** Task **
Reproduce the full listing that follows, matching it exactly.

* * * *

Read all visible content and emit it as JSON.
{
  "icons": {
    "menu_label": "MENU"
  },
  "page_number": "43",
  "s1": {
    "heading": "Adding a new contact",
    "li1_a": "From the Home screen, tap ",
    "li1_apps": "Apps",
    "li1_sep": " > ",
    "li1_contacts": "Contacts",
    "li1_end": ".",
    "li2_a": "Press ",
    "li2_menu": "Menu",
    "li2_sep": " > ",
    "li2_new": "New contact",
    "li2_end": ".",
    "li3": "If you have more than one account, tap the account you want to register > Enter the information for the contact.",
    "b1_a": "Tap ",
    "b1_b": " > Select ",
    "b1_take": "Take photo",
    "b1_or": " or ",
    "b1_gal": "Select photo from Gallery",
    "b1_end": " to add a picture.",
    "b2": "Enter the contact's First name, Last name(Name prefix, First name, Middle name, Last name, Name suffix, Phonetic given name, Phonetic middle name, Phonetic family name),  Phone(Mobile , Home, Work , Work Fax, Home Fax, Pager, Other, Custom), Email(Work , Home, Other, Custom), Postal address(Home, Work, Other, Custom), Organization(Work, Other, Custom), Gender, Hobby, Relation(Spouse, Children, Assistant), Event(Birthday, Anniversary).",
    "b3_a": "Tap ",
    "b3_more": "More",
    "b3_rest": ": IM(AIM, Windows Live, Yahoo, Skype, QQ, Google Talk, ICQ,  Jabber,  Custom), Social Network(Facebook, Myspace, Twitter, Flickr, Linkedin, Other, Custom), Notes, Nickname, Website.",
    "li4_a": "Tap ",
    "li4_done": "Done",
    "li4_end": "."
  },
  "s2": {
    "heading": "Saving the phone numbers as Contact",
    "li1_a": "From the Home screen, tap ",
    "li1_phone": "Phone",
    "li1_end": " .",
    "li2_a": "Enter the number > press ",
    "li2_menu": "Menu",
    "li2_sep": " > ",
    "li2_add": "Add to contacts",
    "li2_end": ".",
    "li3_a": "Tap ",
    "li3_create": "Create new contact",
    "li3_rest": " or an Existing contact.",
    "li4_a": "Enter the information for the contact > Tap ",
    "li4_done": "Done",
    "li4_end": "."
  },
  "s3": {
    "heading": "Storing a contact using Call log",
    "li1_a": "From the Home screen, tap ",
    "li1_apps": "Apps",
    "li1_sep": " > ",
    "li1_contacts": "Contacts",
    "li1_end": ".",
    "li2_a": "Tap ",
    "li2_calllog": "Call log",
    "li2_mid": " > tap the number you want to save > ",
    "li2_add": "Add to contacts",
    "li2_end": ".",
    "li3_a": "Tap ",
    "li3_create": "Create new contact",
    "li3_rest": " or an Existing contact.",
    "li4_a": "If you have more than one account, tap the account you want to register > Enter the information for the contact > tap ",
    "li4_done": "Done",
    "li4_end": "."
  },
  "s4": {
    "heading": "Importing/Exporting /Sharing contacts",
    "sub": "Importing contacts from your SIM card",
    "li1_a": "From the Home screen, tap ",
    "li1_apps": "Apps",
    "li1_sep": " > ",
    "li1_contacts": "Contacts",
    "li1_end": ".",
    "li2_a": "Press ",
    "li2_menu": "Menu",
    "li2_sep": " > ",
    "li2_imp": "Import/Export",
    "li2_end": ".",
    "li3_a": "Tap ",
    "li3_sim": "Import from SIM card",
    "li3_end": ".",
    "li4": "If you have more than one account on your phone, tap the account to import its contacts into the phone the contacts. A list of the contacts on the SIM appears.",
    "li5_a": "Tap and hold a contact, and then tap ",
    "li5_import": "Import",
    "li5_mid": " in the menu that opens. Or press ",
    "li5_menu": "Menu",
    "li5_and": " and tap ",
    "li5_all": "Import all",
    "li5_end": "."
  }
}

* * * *

** Written solution **
Read all visible content and emit it as JSON.
{
  "icons": {
    "menu_label": "MENU"
  },
  "page_number": "43",
  "s1": {
    "heading": "Adding a new contact",
    "li1_a": "From the Home screen, tap ",
    "li1_apps": "Apps",
    "li1_sep": " > ",
    "li1_contacts": "Contacts",
    "li1_end": ".",
    "li2_a": "Press ",
    "li2_menu": "Menu",
    "li2_sep": " > ",
    "li2_new": "New contact",
    "li2_end": ".",
    "li3": "If you have more than one account, tap the account you want to register > Enter the information for the contact.",
    "b1_a": "Tap ",
    "b1_b": " > Select ",
    "b1_take": "Take photo",
    "b1_or": " or ",
    "b1_gal": "Select photo from Gallery",
    "b1_end": " to add a picture.",
    "b2": "Enter the contact's First name, Last name(Name prefix, First name, Middle name, Last name, Name suffix, Phonetic given name, Phonetic middle name, Phonetic family name),  Phone(Mobile , Home, Work , Work Fax, Home Fax, Pager, Other, Custom), Email(Work , Home, Other, Custom), Postal address(Home, Work, Other, Custom), Organization(Work, Other, Custom), Gender, Hobby, Relation(Spouse, Children, Assistant), Event(Birthday, Anniversary).",
    "b3_a": "Tap ",
    "b3_more": "More",
    "b3_rest": ": IM(AIM, Windows Live, Yahoo, Skype, QQ, Google Talk, ICQ,  Jabber,  Custom), Social Network(Facebook, Myspace, Twitter, Flickr, Linkedin, Other, Custom), Notes, Nickname, Website.",
    "li4_a": "Tap ",
    "li4_done": "Done",
    "li4_end": "."
  },
  "s2": {
    "heading": "Saving the phone numbers as Contact",
    "li1_a": "From the Home screen, tap ",
    "li1_phone": "Phone",
    "li1_end": " .",
    "li2_a": "Enter the number > press ",
    "li2_menu": "Menu",
    "li2_sep": " > ",
    "li2_add": "Add to contacts",
    "li2_end": ".",
    "li3_a": "Tap ",
    "li3_create": "Create new contact",
    "li3_rest": " or an Existing contact.",
    "li4_a": "Enter the information for the contact > Tap ",
    "li4_done": "Done",
    "li4_end": "."
  },
  "s3": {
    "heading": "Storing a contact using Call log",
    "li1_a": "From the Home screen, tap ",
    "li1_apps": "Apps",
    "li1_sep": " > ",
    "li1_contacts": "Contacts",
    "li1_end": ".",
    "li2_a": "Tap ",
    "li2_calllog": "Call log",
    "li2_mid": " > tap the number you want to save > ",
    "li2_add": "Add to contacts",
    "li2_end": ".",
    "li3_a": "Tap ",
    "li3_create": "Create new contact",
    "li3_rest": " or an Existing contact.",
    "li4_a": "If you have more than one account, tap the account you want to register > Enter the information for the contact > tap ",
    "li4_done": "Done",
    "li4_end": "."
  },
  "s4": {
    "heading": "Importing/Exporting /Sharing contacts",
    "sub": "Importing contacts from your SIM card",
    "li1_a": "From the Home screen, tap ",
    "li1_apps": "Apps",
    "li1_sep": " > ",
    "li1_contacts": "Contacts",
    "li1_end": ".",
    "li2_a": "Press ",
    "li2_menu": "Menu",
    "li2_sep": " > ",
    "li2_imp": "Import/Export",
    "li2_end": ".",
    "li3_a": "Tap ",
    "li3_sim": "Import from SIM card",
    "li3_end": ".",
    "li4": "If you have more than one account on your phone, tap the account to import its contacts into the phone the contacts. A list of the contacts on the SIM appears.",
    "li5_a": "Tap and hold a contact, and then tap ",
    "li5_import": "Import",
    "li5_mid": " in the menu that opens. Or press ",
    "li5_menu": "Menu",
    "li5_and": " and tap ",
    "li5_all": "Import all",
    "li5_end": "."
  }
}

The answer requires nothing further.